We don’t play through games as fast as we used to — the demands of work and family make it hard to devote a ton of time to the latest game. But last night, we finally made it through Dragon Age 2, using a warrior character and importing decisions made in one of Sam’s Dragon Age Origins playthroughs.
I should take a minute to explain: I’m saying “we” because with games that we both like, such as Dragon Age, Fable, Mass Effect, Oblivion, etc., Sam & I have our own tag-team method of getting through a playthrough. He does the majority of the fighting, while I do the majority of the conversations, treasure spotting, upgrading characters and comparing equipment, and running around to all the stores. Works for us.
Anyway, we made it to the end, and it feels oddly incomplete. There have been two previous Dragon Age games, Origins and Awakening. The first was pretty stand-alone, while the second was a continuation along the same timeline from the first, and could almost be considered an expansion. The decisions you made in Origins mattered in Awakening, and you could use the same character in both, if you didn’t die as part of the plot.
In this one, you have an entirely different character and setting, although you start out involved in the same events that shaped Origins. Instead of hanging around Ferelden, you cross the seas to the city of Kirkwall as a refugee, and climb your way up to the status of champion of the city. As the game goes on, years pass, and the events of Origins in Ferelden (if you played it and choose to include that information in the DA2 story) indirectly influence Kirkwall. Some of the characters from Origins and Awakening also can be found along the way.

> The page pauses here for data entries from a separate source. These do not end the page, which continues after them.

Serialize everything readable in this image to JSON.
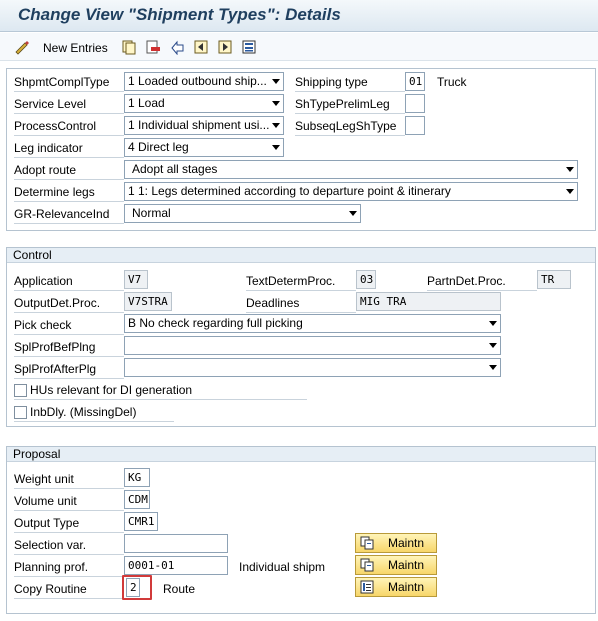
{
  "title": "Change View \"Shipment Types\": Details",
  "toolbar": {
    "new_entries": "New Entries"
  },
  "header": {
    "shpmt_compl_type": {
      "label": "ShpmtComplType",
      "value": "1 Loaded outbound ship..."
    },
    "shipping_type": {
      "label": "Shipping type",
      "value": "01",
      "text": "Truck"
    },
    "service_level": {
      "label": "Service Level",
      "value": "1 Load"
    },
    "sh_type_prelim_leg": {
      "label": "ShTypePrelimLeg",
      "value": ""
    },
    "process_control": {
      "label": "ProcessControl",
      "value": "1 Individual shipment usi..."
    },
    "subseq_leg_sh_type": {
      "label": "SubseqLegShType",
      "value": ""
    },
    "leg_indicator": {
      "label": "Leg indicator",
      "value": "4 Direct leg"
    },
    "adopt_route": {
      "label": "Adopt route",
      "value": "Adopt all stages"
    },
    "determine_legs": {
      "label": "Determine legs",
      "value": "1 1: Legs determined according to departure point & itinerary"
    },
    "gr_relevance": {
      "label": "GR-RelevanceInd",
      "value": "Normal"
    }
  },
  "control": {
    "title": "Control",
    "application": {
      "label": "Application",
      "value": "V7"
    },
    "text_determ_proc": {
      "label": "TextDetermProc.",
      "value": "03"
    },
    "partn_det_proc": {
      "label": "PartnDet.Proc.",
      "value": "TR"
    },
    "output_det_proc": {
      "label": "OutputDet.Proc.",
      "value": "V7STRA"
    },
    "deadlines": {
      "label": "Deadlines",
      "value": "MIG TRA"
    },
    "pick_check": {
      "label": "Pick check",
      "value": "B No check regarding full picking"
    },
    "spl_prof_bef_plng": {
      "label": "SplProfBefPlng",
      "value": ""
    },
    "spl_prof_after_plg": {
      "label": "SplProfAfterPlg",
      "value": ""
    },
    "hus_relevant": {
      "label": "HUs relevant for DI generation"
    },
    "inb_dly": {
      "label": "InbDly. (MissingDel)"
    }
  },
  "proposal": {
    "title": "Proposal",
    "weight_unit": {
      "label": "Weight unit",
      "value": "KG"
    },
    "volume_unit": {
      "label": "Volume unit",
      "value": "CDM"
    },
    "output_type": {
      "label": "Output Type",
      "value": "CMR1"
    },
    "selection_var": {
      "label": "Selection var.",
      "value": "",
      "button": "Maintn"
    },
    "planning_prof": {
      "label": "Planning prof.",
      "value": "0001-01",
      "text": "Individual shipm",
      "button": "Maintn"
    },
    "copy_routine": {
      "label": "Copy Routine",
      "value": "2",
      "text": "Route",
      "button": "Maintn"
    }
  },
  "colors": {
    "accent_title": "#1f3f5f",
    "highlight": "#d13a3a",
    "button": "#f7d66a"
  }
}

The fighting seemed less challenging this time, although in some ways, more fun. The ability to use various items across classes was really helpful, as that was no fun in Origins. The facial and detail rendering on the characters also was vastly improved and quite realistic. I don’t think I saw a single graphics glitch, as opposed to Origins and Awakening, which sometimes had weapons sticking through hair strangely, or rough edges showing in cutscenes. On the other hand, they changed some faces of familiar characters so much they didn’t even look the same, like the mage Anders and the Qunari people.
Most of the world in DA2 was good, with interesting new settings and plenty of cultural depth to explore in the optional codex entries. The gameplay was really similar to the other two, so hardly bears mentioning. One change I wasn’t sure about, however, was armor for companions. The outfits they played in were unchangeable except for upgrades you can acquire that give specific abilities, like rune slots or defense bonuses. All the armor you find in the game is strictly for the main character, Hawke, so you end up not using most of it. But, for all I know, that was the key to the awesome graphics, since they didn’t have to be drawn out in a hundred different armor sets.

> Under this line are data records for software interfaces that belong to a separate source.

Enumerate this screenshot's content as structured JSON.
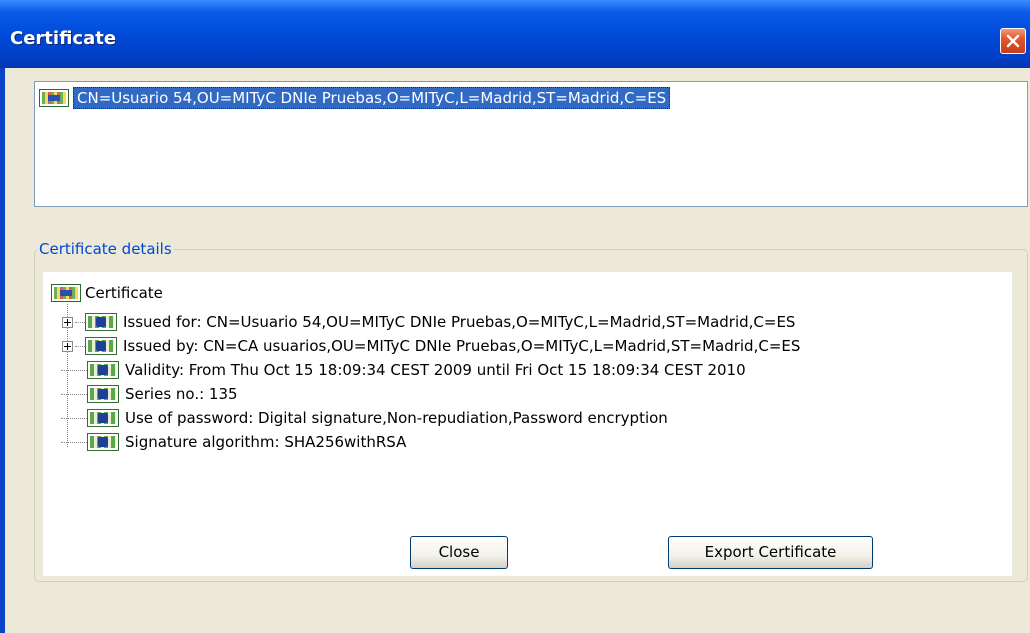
{
  "window": {
    "title": "Certificate",
    "close_icon": "close-x-icon"
  },
  "subject_list": {
    "selected_item": "CN=Usuario 54,OU=MITyC DNIe Pruebas,O=MITyC,L=Madrid,ST=Madrid,C=ES",
    "icon": "certificate-icon"
  },
  "details": {
    "legend": "Certificate details",
    "root_label": "Certificate",
    "items": [
      {
        "label": "Issued for: CN=Usuario 54,OU=MITyC DNIe Pruebas,O=MITyC,L=Madrid,ST=Madrid,C=ES",
        "expandable": true
      },
      {
        "label": "Issued by: CN=CA usuarios,OU=MITyC DNIe Pruebas,O=MITyC,L=Madrid,ST=Madrid,C=ES",
        "expandable": true
      },
      {
        "label": "Validity: From Thu Oct 15 18:09:34 CEST 2009 until Fri Oct 15 18:09:34 CEST 2010",
        "expandable": false
      },
      {
        "label": "Series no.: 135",
        "expandable": false
      },
      {
        "label": "Use of password: Digital signature,Non-repudiation,Password encryption",
        "expandable": false
      },
      {
        "label": "Signature algorithm: SHA256withRSA",
        "expandable": false
      }
    ]
  },
  "buttons": {
    "close": "Close",
    "export": "Export Certificate"
  },
  "colors": {
    "title_bar": "#0048d6",
    "selection": "#316ac5",
    "legend_text": "#0046d5",
    "dialog_bg": "#ece9d8"
  }
}
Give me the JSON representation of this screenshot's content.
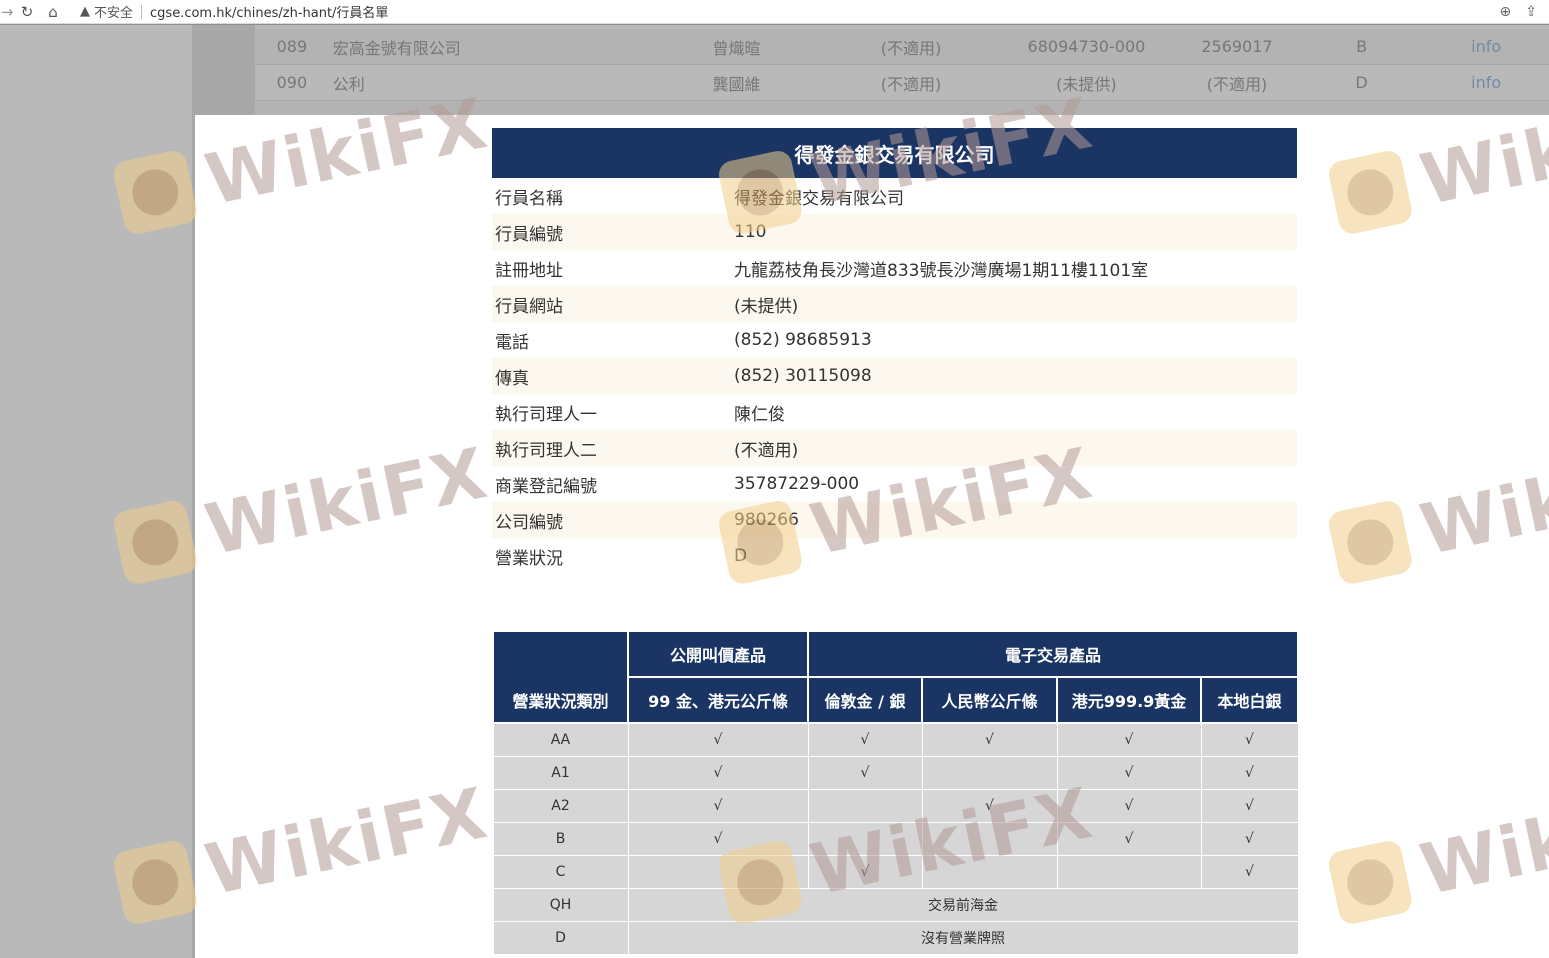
{
  "browser": {
    "security_label": "不安全",
    "url": "cgse.com.hk/chines/zh-hant/行員名單"
  },
  "background_list": {
    "rows": [
      {
        "no": "089",
        "name": "宏高金號有限公司",
        "person": "曾熾暄",
        "person2": "(不適用)",
        "br": "68094730-000",
        "company_no": "2569017",
        "status": "B",
        "link": "info"
      },
      {
        "no": "090",
        "name": "公利",
        "person": "龔國維",
        "person2": "(不適用)",
        "br": "(未提供)",
        "company_no": "(不適用)",
        "status": "D",
        "link": "info"
      }
    ]
  },
  "member": {
    "title": "得發金銀交易有限公司",
    "fields": [
      {
        "label": "行員名稱",
        "value": "得發金銀交易有限公司"
      },
      {
        "label": "行員編號",
        "value": "110"
      },
      {
        "label": "註冊地址",
        "value": "九龍荔枝角長沙灣道833號長沙灣廣場1期11樓1101室"
      },
      {
        "label": "行員網站",
        "value": "(未提供)"
      },
      {
        "label": "電話",
        "value": "(852) 98685913"
      },
      {
        "label": "傳真",
        "value": "(852) 30115098"
      },
      {
        "label": "執行司理人一",
        "value": "陳仁俊"
      },
      {
        "label": "執行司理人二",
        "value": "(不適用)"
      },
      {
        "label": "商業登記編號",
        "value": "35787229-000"
      },
      {
        "label": "公司編號",
        "value": "980266"
      },
      {
        "label": "營業狀況",
        "value": "D"
      }
    ]
  },
  "grade_table": {
    "corner": "營業狀況類別",
    "group_public": "公開叫價產品",
    "group_electronic": "電子交易產品",
    "col_public": "99 金、港元公斤條",
    "col_e1": "倫敦金 / 銀",
    "col_e2": "人民幣公斤條",
    "col_e3": "港元999.9黃金",
    "col_e4": "本地白銀",
    "rows": [
      {
        "code": "AA",
        "cells": [
          "√",
          "√",
          "√",
          "√",
          "√"
        ]
      },
      {
        "code": "A1",
        "cells": [
          "√",
          "√",
          "",
          "√",
          "√"
        ]
      },
      {
        "code": "A2",
        "cells": [
          "√",
          "",
          "√",
          "√",
          "√"
        ]
      },
      {
        "code": "B",
        "cells": [
          "√",
          "",
          "",
          "√",
          "√"
        ]
      },
      {
        "code": "C",
        "cells": [
          "",
          "√",
          "",
          "",
          "√"
        ]
      }
    ],
    "qh": {
      "code": "QH",
      "text": "交易前海金"
    },
    "d": {
      "code": "D",
      "text": "沒有營業牌照"
    }
  },
  "watermark": {
    "text": "WikiFX"
  }
}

The strange thing about Dragon Age 2, when you’re done, is that it leaves the story ending so wide open. It feels a lot like the middle book in a trilogy; nothing major is resolved, and the future possibilities for the characters, even whole countries, are left with more questions than answers.

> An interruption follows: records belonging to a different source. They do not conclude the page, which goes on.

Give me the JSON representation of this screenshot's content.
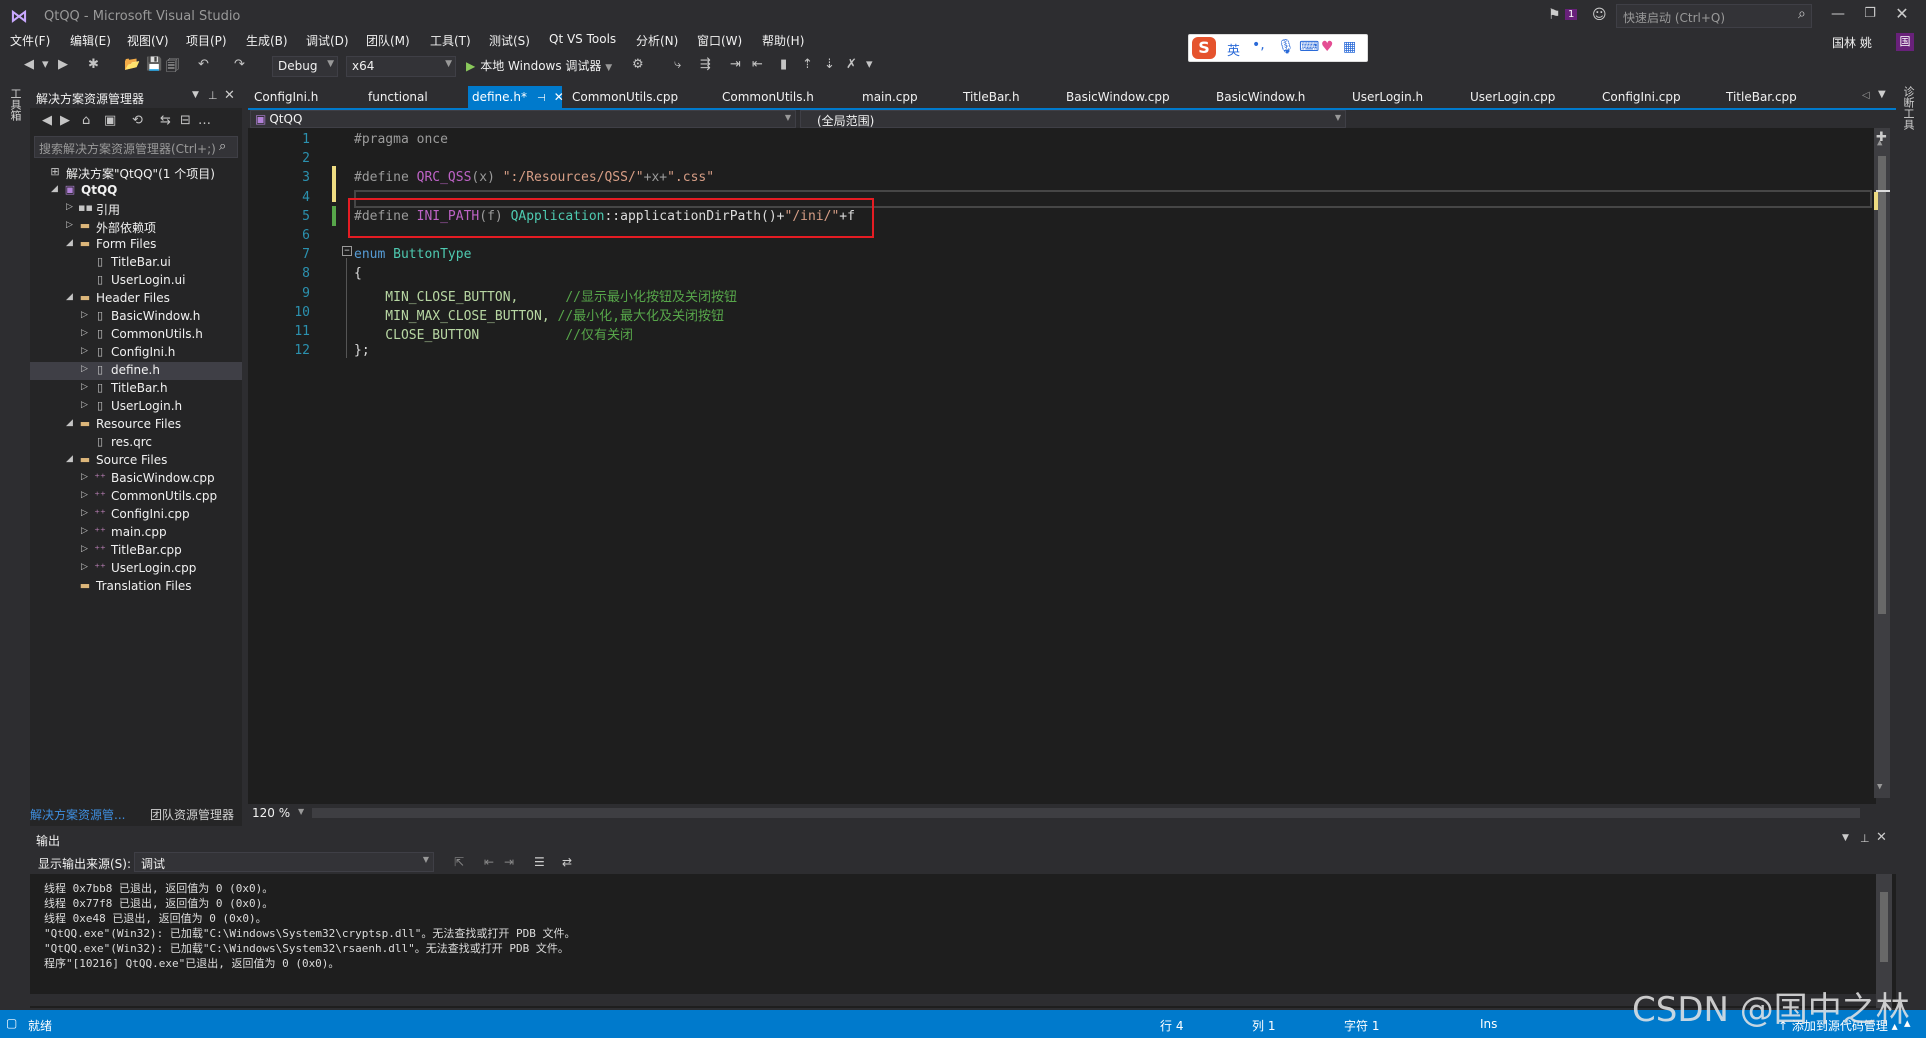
{
  "window": {
    "title": "QtQQ - Microsoft Visual Studio",
    "notification_count": "1",
    "quick_launch_placeholder": "快速启动 (Ctrl+Q)",
    "user_name": "国林 姚",
    "user_initial": "国"
  },
  "menu": [
    "文件(F)",
    "编辑(E)",
    "视图(V)",
    "项目(P)",
    "生成(B)",
    "调试(D)",
    "团队(M)",
    "工具(T)",
    "测试(S)",
    "Qt VS Tools",
    "分析(N)",
    "窗口(W)",
    "帮助(H)"
  ],
  "ime": {
    "mode": "英",
    "punct": "•,",
    "logo": "S"
  },
  "toolbar": {
    "config": "Debug",
    "platform": "x64",
    "start_debug": "本地 Windows 调试器"
  },
  "side_tabs": {
    "left": "工具箱",
    "right": "诊断工具"
  },
  "solution_explorer": {
    "title": "解决方案资源管理器",
    "search_placeholder": "搜索解决方案资源管理器(Ctrl+;)",
    "tree": [
      {
        "label": "解决方案\"QtQQ\"(1 个项目)",
        "level": 0,
        "icon": "solution-icon",
        "expander": ""
      },
      {
        "label": "QtQQ",
        "level": 1,
        "icon": "project-icon",
        "expander": "◢",
        "bold": true
      },
      {
        "label": "引用",
        "level": 2,
        "icon": "references-icon",
        "expander": "▷"
      },
      {
        "label": "外部依赖项",
        "level": 2,
        "icon": "folder-icon",
        "expander": "▷"
      },
      {
        "label": "Form Files",
        "level": 2,
        "icon": "folder-icon",
        "expander": "◢"
      },
      {
        "label": "TitleBar.ui",
        "level": 3,
        "icon": "file-icon",
        "expander": ""
      },
      {
        "label": "UserLogin.ui",
        "level": 3,
        "icon": "file-icon",
        "expander": ""
      },
      {
        "label": "Header Files",
        "level": 2,
        "icon": "folder-icon",
        "expander": "◢"
      },
      {
        "label": "BasicWindow.h",
        "level": 3,
        "icon": "header-file-icon",
        "expander": "▷"
      },
      {
        "label": "CommonUtils.h",
        "level": 3,
        "icon": "header-file-icon",
        "expander": "▷"
      },
      {
        "label": "ConfigIni.h",
        "level": 3,
        "icon": "header-file-icon",
        "expander": "▷"
      },
      {
        "label": "define.h",
        "level": 3,
        "icon": "header-file-icon",
        "expander": "▷",
        "selected": true
      },
      {
        "label": "TitleBar.h",
        "level": 3,
        "icon": "header-file-icon",
        "expander": "▷"
      },
      {
        "label": "UserLogin.h",
        "level": 3,
        "icon": "header-file-icon",
        "expander": "▷"
      },
      {
        "label": "Resource Files",
        "level": 2,
        "icon": "folder-icon",
        "expander": "◢"
      },
      {
        "label": "res.qrc",
        "level": 3,
        "icon": "file-icon",
        "expander": ""
      },
      {
        "label": "Source Files",
        "level": 2,
        "icon": "folder-icon",
        "expander": "◢"
      },
      {
        "label": "BasicWindow.cpp",
        "level": 3,
        "icon": "cpp-file-icon",
        "expander": "▷"
      },
      {
        "label": "CommonUtils.cpp",
        "level": 3,
        "icon": "cpp-file-icon",
        "expander": "▷"
      },
      {
        "label": "ConfigIni.cpp",
        "level": 3,
        "icon": "cpp-file-icon",
        "expander": "▷"
      },
      {
        "label": "main.cpp",
        "level": 3,
        "icon": "cpp-file-icon",
        "expander": "▷"
      },
      {
        "label": "TitleBar.cpp",
        "level": 3,
        "icon": "cpp-file-icon",
        "expander": "▷"
      },
      {
        "label": "UserLogin.cpp",
        "level": 3,
        "icon": "cpp-file-icon",
        "expander": "▷"
      },
      {
        "label": "Translation Files",
        "level": 2,
        "icon": "folder-icon",
        "expander": ""
      }
    ],
    "bottom_tabs": {
      "solution": "解决方案资源管...",
      "team": "团队资源管理器"
    }
  },
  "doc_tabs": [
    {
      "label": "ConfigIni.h"
    },
    {
      "label": "functional"
    },
    {
      "label": "define.h*",
      "active": true
    },
    {
      "label": "CommonUtils.cpp"
    },
    {
      "label": "CommonUtils.h"
    },
    {
      "label": "main.cpp"
    },
    {
      "label": "TitleBar.h"
    },
    {
      "label": "BasicWindow.cpp"
    },
    {
      "label": "BasicWindow.h"
    },
    {
      "label": "UserLogin.h"
    },
    {
      "label": "UserLogin.cpp"
    },
    {
      "label": "ConfigIni.cpp"
    },
    {
      "label": "TitleBar.cpp"
    }
  ],
  "navbar": {
    "project": "QtQQ",
    "scope": "(全局范围)"
  },
  "editor": {
    "zoom": "120 %",
    "lines": [
      {
        "no": "1",
        "tokens": [
          {
            "t": "#pragma once",
            "c": "c-pre"
          }
        ]
      },
      {
        "no": "2",
        "tokens": []
      },
      {
        "no": "3",
        "tokens": [
          {
            "t": "#define ",
            "c": "c-pre"
          },
          {
            "t": "QRC_QSS",
            "c": "c-macro"
          },
          {
            "t": "(x) ",
            "c": "c-pre"
          },
          {
            "t": "\":/Resources/QSS/\"",
            "c": "c-str"
          },
          {
            "t": "+x+",
            "c": "c-pre"
          },
          {
            "t": "\".css\"",
            "c": "c-str"
          }
        ]
      },
      {
        "no": "4",
        "tokens": []
      },
      {
        "no": "5",
        "tokens": [
          {
            "t": "#define ",
            "c": "c-pre"
          },
          {
            "t": "INI_PATH",
            "c": "c-macro"
          },
          {
            "t": "(f) ",
            "c": "c-pre"
          },
          {
            "t": "QApplication",
            "c": "c-type"
          },
          {
            "t": "::applicationDirPath()+",
            "c": "c-plain"
          },
          {
            "t": "\"/ini/\"",
            "c": "c-str"
          },
          {
            "t": "+f",
            "c": "c-plain"
          }
        ]
      },
      {
        "no": "6",
        "tokens": []
      },
      {
        "no": "7",
        "tokens": [
          {
            "t": "enum ",
            "c": "c-kw"
          },
          {
            "t": "ButtonType",
            "c": "c-type"
          }
        ]
      },
      {
        "no": "8",
        "tokens": [
          {
            "t": "{",
            "c": "c-plain"
          }
        ]
      },
      {
        "no": "9",
        "tokens": [
          {
            "t": "    MIN_CLOSE_BUTTON,      ",
            "c": "c-const"
          },
          {
            "t": "//显示最小化按钮及关闭按钮",
            "c": "c-cmt"
          }
        ]
      },
      {
        "no": "10",
        "tokens": [
          {
            "t": "    MIN_MAX_CLOSE_BUTTON, ",
            "c": "c-const"
          },
          {
            "t": "//最小化,最大化及关闭按钮",
            "c": "c-cmt"
          }
        ]
      },
      {
        "no": "11",
        "tokens": [
          {
            "t": "    CLOSE_BUTTON           ",
            "c": "c-const"
          },
          {
            "t": "//仅有关闭",
            "c": "c-cmt"
          }
        ]
      },
      {
        "no": "12",
        "tokens": [
          {
            "t": "};",
            "c": "c-plain"
          }
        ]
      }
    ]
  },
  "output": {
    "title": "输出",
    "source_label": "显示输出来源(S):",
    "source_value": "调试",
    "lines": [
      "线程 0x7bb8 已退出, 返回值为 0 (0x0)。",
      "线程 0x77f8 已退出, 返回值为 0 (0x0)。",
      "线程 0xe48 已退出, 返回值为 0 (0x0)。",
      "\"QtQQ.exe\"(Win32): 已加载\"C:\\Windows\\System32\\cryptsp.dll\"。无法查找或打开 PDB 文件。",
      "\"QtQQ.exe\"(Win32): 已加载\"C:\\Windows\\System32\\rsaenh.dll\"。无法查找或打开 PDB 文件。",
      "程序\"[10216] QtQQ.exe\"已退出, 返回值为 0 (0x0)。"
    ]
  },
  "statusbar": {
    "ready": "就绪",
    "line": "行 4",
    "col": "列 1",
    "ch": "字符 1",
    "ins": "Ins",
    "source_control": "↑ 添加到源代码管理 ▴"
  },
  "watermark": "CSDN @国中之林",
  "colors": {
    "accent": "#007acc",
    "highlight_box": "#e51c23",
    "background": "#1e1e1e"
  }
}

The champion of Kirkwall turns out to be a major instigator of social upheaval, at least with the decisions we made while playing, and maybe that’s why it feels so unfinished. We went from one chaotic setting to another. I guess there’s one thing for certain to be said: We’ll be looking forward to playing Dragon Age 3 when it arrives, and carries the story onward.
For now, I’m planning to replay DA2 with my favorite class, the rogue, and trying out a few different story decisions to see how the game changes.